Bottom line? If one eye is clearly dominant, keep both eyes open and shoot off that shoulder if you can. If not, you may need to squint the weaker eye, block the vision to it, or, have your gun stock adjusted in compensation. Definitive answers will require a professional gun fitter.

A quick guide to gun fit

With the gun in the shoulder the top of the stock should be in line with or just below your shoulder and the butt sole should be positioned between collar bone and shoulder joint, or resting on the shoulder joint but not on the arm. With your head down comfortably and the stock in your cheek there should be a gap of about one to two fingers widths between the base of the rear thumb and the tip of your nose. And your rear arm elbow angle should be about 90 degrees.

When you look along the rib, it should not appear that you are looking down one side significantly. And you should be able to see the bead and a little rib with normal cheek pressure. The rib should not appear to be climbing excessively either.
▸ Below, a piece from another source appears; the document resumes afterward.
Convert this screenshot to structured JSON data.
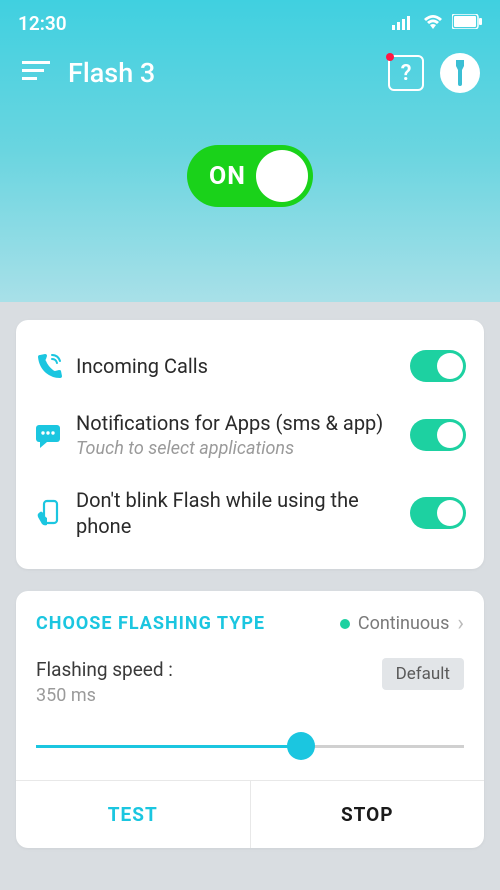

With increased cheek pressure you should not be able to lose the bead completely, nor should you be able to lose it when the gun is pointed up.

Read part two of How to shoot well here